Implantable circuits for the human body are close at hand
Researchers with The Ohio State University are currently developing an inexpensive silicon circuit that mimics human body chemistry. This electronic circuit will be able to operate and work in direct contact with live tissue inside the human body and essentially lead the way with creating devices that can cure or detect a disease in its early stage where it can be treated more easily.
According to Paul Berger who works as the professor of electrical and computer engineering and physics at Ohio State, the circuit, which is made of silicon, was coated with a protective layer and then placed into a fluid. After 24 hours in the fluid, which replicated the chemistry of the human body, there was absolutely no adverse affects to be found on the circuit.
Berger says that most silicon-based circuits never worked for them because of the different chemicals in the body that interfere with the electrical signals.
“Silicon is relatively cheap… it’s non-toxic,” Berger said. “The challenge is to bridge the gap between the affordable, silicon-based electronics we already know how to build, and the electrochemical systems of the human body.”
The story behind the creation of the circuit began when Berger inquired with the Bio-medical Engineering department about developing a way to detect special proteins that are created in the body when an organ is rejected after a recent transplant.
The sensor they experimented with was coated with a thin layer of aluminum oxide and done so to see if it would naturally block the positive and negative charges that are created from electrolytes in the body.
Both sodium and potassium, which are electrolytes, are naturally attracted to silicon where they are absorbed. This absorption of electrolytes would ruin a circuit’s ability to operate correctly so the team began testing whether electrolytes could be blocked from entering silicon with a layer of aluminum oxide. The aluminum oxide layer that was coated on the circuit was quite effective with preventing the silicon from absorbing anything the human body would naturally produce.
The research team claims that this is a big leap with developing long-term electrical sensors that can help doctors determine how much anti-rejection medicine a patient might need after an organ transplant.
Testing with coatings such as titanium are being looked at to see if they can get the sensor to work even more efficiently.
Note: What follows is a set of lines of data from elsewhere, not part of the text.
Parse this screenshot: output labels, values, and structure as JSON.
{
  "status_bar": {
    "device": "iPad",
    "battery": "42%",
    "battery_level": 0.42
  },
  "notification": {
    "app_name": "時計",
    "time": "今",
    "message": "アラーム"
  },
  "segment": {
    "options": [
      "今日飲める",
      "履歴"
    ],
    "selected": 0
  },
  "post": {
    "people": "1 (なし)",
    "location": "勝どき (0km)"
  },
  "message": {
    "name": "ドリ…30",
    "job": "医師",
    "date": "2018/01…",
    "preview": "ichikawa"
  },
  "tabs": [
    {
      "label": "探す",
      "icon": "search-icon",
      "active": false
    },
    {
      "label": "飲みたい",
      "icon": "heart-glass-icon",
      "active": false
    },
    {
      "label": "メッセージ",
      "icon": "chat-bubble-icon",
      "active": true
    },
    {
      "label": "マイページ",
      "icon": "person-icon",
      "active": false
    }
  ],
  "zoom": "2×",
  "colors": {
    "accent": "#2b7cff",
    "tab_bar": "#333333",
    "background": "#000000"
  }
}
In fact, Berger said that it is quite plausible that doctors may soon be able to replace damaged nerves with an artificial neuron and restore function as soon as it is implanted.
References: dx.doi.org/10.1049/el.2012.4283 - Ohio State University, ”The body electric: Researchers move closer to low-cost, implantable electronics.” June 10th, 2013. http://phys.org/news/2013-06-body-electric-closer-low-cost-implantable.html